Work within your comfort zone. If you feel too nervous to ride, don’t ride. You can do groundwork and play with your horse in a round pen, or take it out for lead-line walks around your property if you really cannot bring yourself to get in the saddle. Check out Parelli Natural Horsemanship’s “Seven Games” to help establish a greater connection with your horse and learn how to engage his mind as well as his body. Clinicians such as Clinton Anderson (his article in the January issue of the AQHA magazine may be the best thing ever written), Ken McNabb or Julie Goodnight have helpful information that may aid your basic handling abilities (a nice supplement to the hands-on practice time you'll want to put in with a respected local trainer).

Ride as much as possible. Ground work is great, but the only way to improve your riding skills is to ride. If you do not have a horse that you feel comfortable riding, take lessons on a calm, quiet, been-there, done-that schooling horse. You can also lease a trustworthy horse at many training facilities; this is a terrific way to become more comfortable around horses and increase your personal skill level without making the very time-consuming and costly investment in your own equine.

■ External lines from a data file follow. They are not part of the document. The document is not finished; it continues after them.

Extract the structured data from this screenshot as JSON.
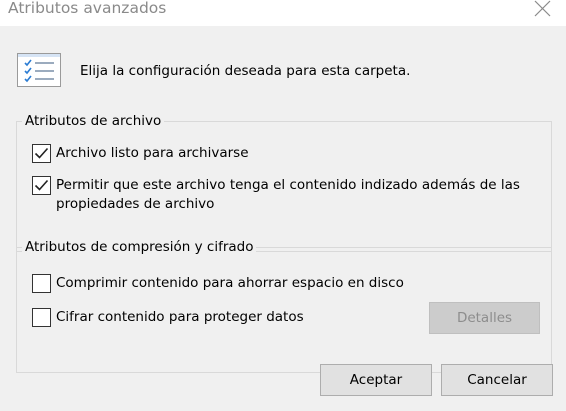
{
  "window": {
    "title": "Atributos avanzados"
  },
  "intro": {
    "text": "Elija la configuración deseada para esta carpeta."
  },
  "archive_group": {
    "legend": "Atributos de archivo",
    "options": [
      {
        "label": "Archivo listo para archivarse",
        "checked": true
      },
      {
        "label": "Permitir que este archivo tenga el contenido indizado además de las propiedades de archivo",
        "checked": true
      }
    ]
  },
  "compress_group": {
    "legend": "Atributos de compresión y cifrado",
    "options": [
      {
        "label": "Comprimir contenido para ahorrar espacio en disco",
        "checked": false
      },
      {
        "label": "Cifrar contenido para proteger datos",
        "checked": false
      }
    ],
    "details_label": "Detalles",
    "details_enabled": false
  },
  "buttons": {
    "ok_label": "Aceptar",
    "cancel_label": "Cancelar"
  },
  "colors": {
    "dialog_background": "#f0f0f0",
    "icon_accent": "#2b7cd3",
    "disabled_text": "#8d8d8d"
  },
  "icons": {
    "header": "checklist-icon",
    "close": "close-icon",
    "check": "checkmark-icon"
  }
}
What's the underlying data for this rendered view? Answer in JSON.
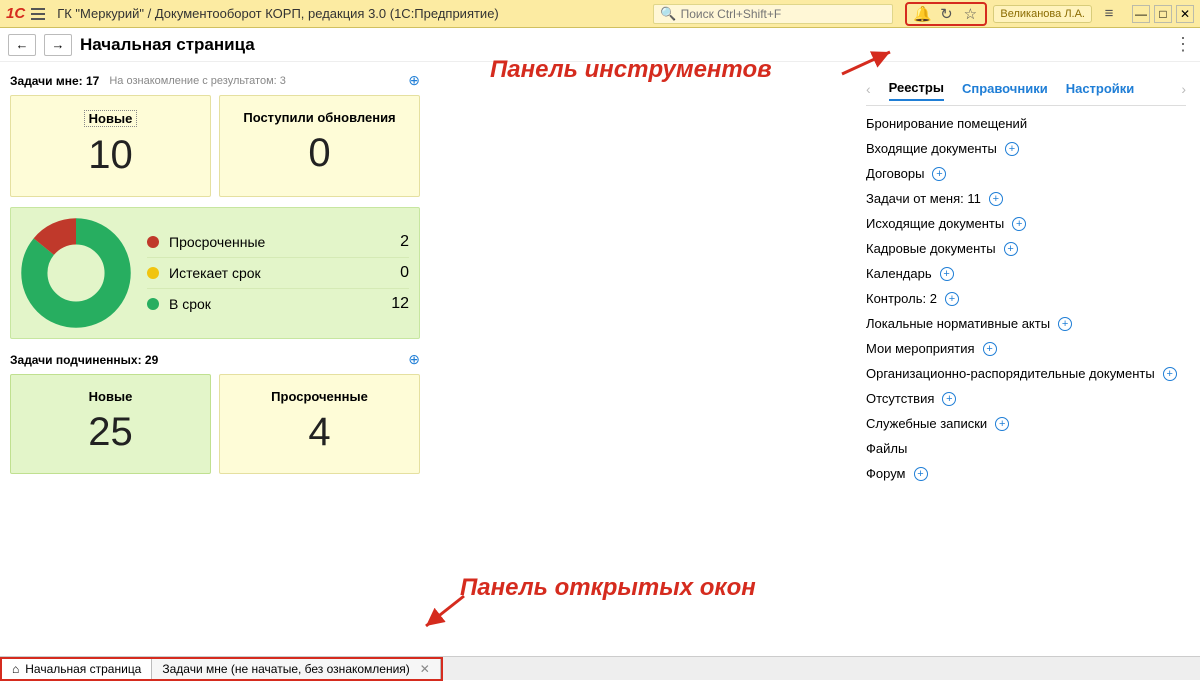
{
  "titlebar": {
    "app_title": "ГК \"Меркурий\" / Документооборот КОРП, редакция 3.0  (1С:Предприятие)",
    "search_placeholder": "Поиск Ctrl+Shift+F",
    "user": "Великанова Л.А."
  },
  "page": {
    "title": "Начальная страница"
  },
  "callouts": {
    "toolbar": "Панель инструментов",
    "windows": "Панель открытых окон"
  },
  "tasks_me": {
    "header_primary": "Задачи мне:",
    "header_count": "17",
    "header_secondary": "На ознакомление с результатом: 3",
    "tile_new_label": "Новые",
    "tile_new_value": "10",
    "tile_upd_label": "Поступили обновления",
    "tile_upd_value": "0"
  },
  "status": {
    "rows": [
      {
        "label": "Просроченные",
        "value": "2"
      },
      {
        "label": "Истекает срок",
        "value": "0"
      },
      {
        "label": "В срок",
        "value": "12"
      }
    ],
    "colors": {
      "overdue": "#c0392b",
      "due_soon": "#f1c40f",
      "ontime": "#27ae60"
    }
  },
  "tasks_sub": {
    "header_primary": "Задачи подчиненных:",
    "header_count": "29",
    "tile_new_label": "Новые",
    "tile_new_value": "25",
    "tile_over_label": "Просроченные",
    "tile_over_value": "4"
  },
  "tabs": {
    "t1": "Реестры",
    "t2": "Справочники",
    "t3": "Настройки"
  },
  "registry": [
    {
      "label": "Бронирование помещений",
      "plus": false
    },
    {
      "label": "Входящие документы",
      "plus": true
    },
    {
      "label": "Договоры",
      "plus": true
    },
    {
      "label": "Задачи от меня: 11",
      "plus": true
    },
    {
      "label": "Исходящие документы",
      "plus": true
    },
    {
      "label": "Кадровые документы",
      "plus": true
    },
    {
      "label": "Календарь",
      "plus": true
    },
    {
      "label": "Контроль: 2",
      "plus": true
    },
    {
      "label": "Локальные нормативные акты",
      "plus": true
    },
    {
      "label": "Мои мероприятия",
      "plus": true
    },
    {
      "label": "Организационно-распорядительные документы",
      "plus": true
    },
    {
      "label": "Отсутствия",
      "plus": true
    },
    {
      "label": "Служебные записки",
      "plus": true
    },
    {
      "label": "Файлы",
      "plus": false
    },
    {
      "label": "Форум",
      "plus": true
    }
  ],
  "windows": {
    "tab1": "Начальная страница",
    "tab2": "Задачи мне (не начатые, без ознакомления)"
  },
  "chart_data": {
    "type": "pie",
    "categories": [
      "Просроченные",
      "Истекает срок",
      "В срок"
    ],
    "values": [
      2,
      0,
      12
    ],
    "colors": [
      "#c0392b",
      "#f1c40f",
      "#27ae60"
    ],
    "title": ""
  }
}
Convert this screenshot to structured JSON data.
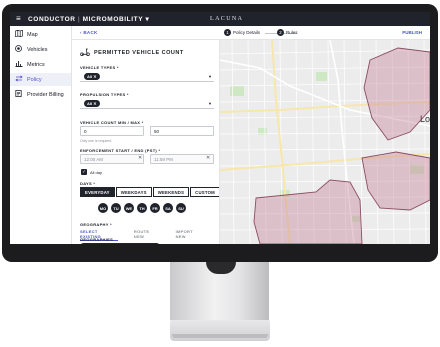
{
  "app": {
    "menu_icon": "hamburger-icon",
    "title_left": "CONDUCTOR",
    "title_sep": "|",
    "title_right": "MICROMOBILITY",
    "title_caret": "▾",
    "brand": "LACUNA"
  },
  "sidebar": {
    "items": [
      {
        "label": "Map",
        "icon": "map-icon",
        "glyph": "🗺"
      },
      {
        "label": "Vehicles",
        "icon": "vehicle-icon",
        "glyph": "◉"
      },
      {
        "label": "Metrics",
        "icon": "metrics-icon",
        "glyph": "▥"
      },
      {
        "label": "Policy",
        "icon": "policy-icon",
        "glyph": "⇆",
        "active": true
      },
      {
        "label": "Provider Billing",
        "icon": "billing-icon",
        "glyph": "▤"
      }
    ]
  },
  "subheader": {
    "back": "‹ BACK",
    "steps": [
      {
        "num": "1",
        "label": "Policy Details"
      },
      {
        "num": "2",
        "label": "Rules"
      }
    ],
    "publish": "PUBLISH"
  },
  "panel": {
    "title": "PERMITTED VEHICLE COUNT",
    "title_icon": "scooter-icon",
    "vehicle_types_label": "VEHICLE TYPES *",
    "vehicle_types_value": "All ✕",
    "propulsion_label": "PROPULSION TYPES *",
    "propulsion_value": "All ✕",
    "count_label": "VEHICLE COUNT MIN / MAX *",
    "count_min": "0",
    "count_max": "50",
    "count_hint": "Only one is required",
    "enforcement_label": "ENFORCEMENT START / END (PST) *",
    "enforcement_start": "12:00 AM",
    "enforcement_end": "11:59 PM",
    "all_day": "All day",
    "days_label": "DAYS *",
    "day_modes": [
      "EVERYDAY",
      "WEEKDAYS",
      "WEEKENDS",
      "CUSTOM"
    ],
    "day_mode_selected": "EVERYDAY",
    "days": [
      "MO",
      "TU",
      "WE",
      "TH",
      "FR",
      "SA",
      "SU"
    ],
    "geography_label": "GEOGRAPHY *",
    "geo_tabs": [
      "SELECT EXISTING",
      "ROUTE NEW",
      "IMPORT NEW"
    ],
    "geo_tab_selected": "SELECT EXISTING",
    "geographies_label": "GEOGRAPHIES"
  },
  "map": {
    "city_label": "Lo",
    "zone_color": "#c98ba0",
    "water_color": "#bcd8ef",
    "park_color": "#cfe8c4"
  }
}
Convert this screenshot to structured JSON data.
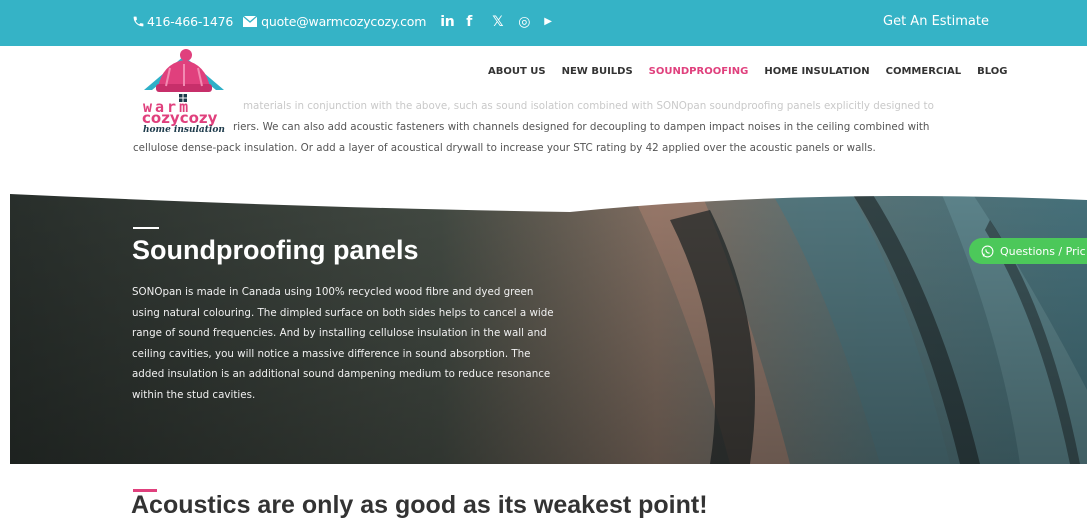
{
  "topbar": {
    "phone": "416-466-1476",
    "email": "quote@warmcozycozy.com",
    "social": [
      {
        "icon": "linkedin-icon",
        "glyph": "in"
      },
      {
        "icon": "facebook-icon",
        "glyph": "f"
      },
      {
        "icon": "x-twitter-icon",
        "glyph": "𝕏"
      },
      {
        "icon": "instagram-icon",
        "glyph": "◎"
      },
      {
        "icon": "youtube-icon",
        "glyph": "▶"
      }
    ],
    "cta": "Get An Estimate",
    "color": "#35b3c6"
  },
  "logo": {
    "line1": "warm",
    "line2": "cozycozy",
    "line3": "home insulation"
  },
  "nav": {
    "items": [
      {
        "label": "ABOUT US",
        "active": false
      },
      {
        "label": "NEW BUILDS",
        "active": false
      },
      {
        "label": "SOUNDPROOFING",
        "active": true
      },
      {
        "label": "HOME INSULATION",
        "active": false
      },
      {
        "label": "COMMERCIAL",
        "active": false
      },
      {
        "label": "BLOG",
        "active": false
      }
    ],
    "active_color": "#e0407d"
  },
  "intro": {
    "line1": "materials in conjunction with the above, such as sound isolation combined with SONOpan soundproofing panels explicitly designed to",
    "line2": "riers. We can also add acoustic fasteners with channels designed  for decoupling to dampen impact noises in the ceiling combined with",
    "line3": "cellulose dense-pack insulation. Or add a layer of acoustical drywall to increase your STC rating by 42 applied over the acoustic panels or walls."
  },
  "hero": {
    "title": "Soundproofing panels",
    "body": "SONOpan is made in Canada using 100% recycled wood fibre and dyed green using natural colouring. The dimpled surface on both sides helps to cancel a wide range of sound frequencies. And by installing cellulose insulation in the wall and ceiling cavities, you will notice a massive difference in sound absorption. The added insulation is an additional sound dampening medium to reduce resonance within the stud cavities."
  },
  "chat": {
    "label": "Questions / Pric",
    "color": "#4cc85a"
  },
  "section": {
    "title": "Acoustics are only as good as its weakest point!"
  }
}
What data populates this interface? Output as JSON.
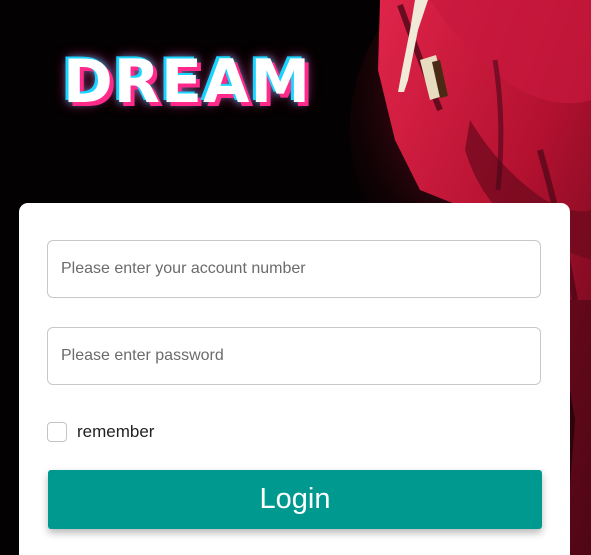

Horse activities do carry a certain degree of risk, they’re expensive, and it’s a huge time commitment. You owe it to yourself and the horses you work with to make this experience as enjoyable as possible! Ride into your New Year with a sense of playful adventure, a productive plan, and a positive outlook.

And remember, if you’re not having fun, you’re not doing it right.

Report this ad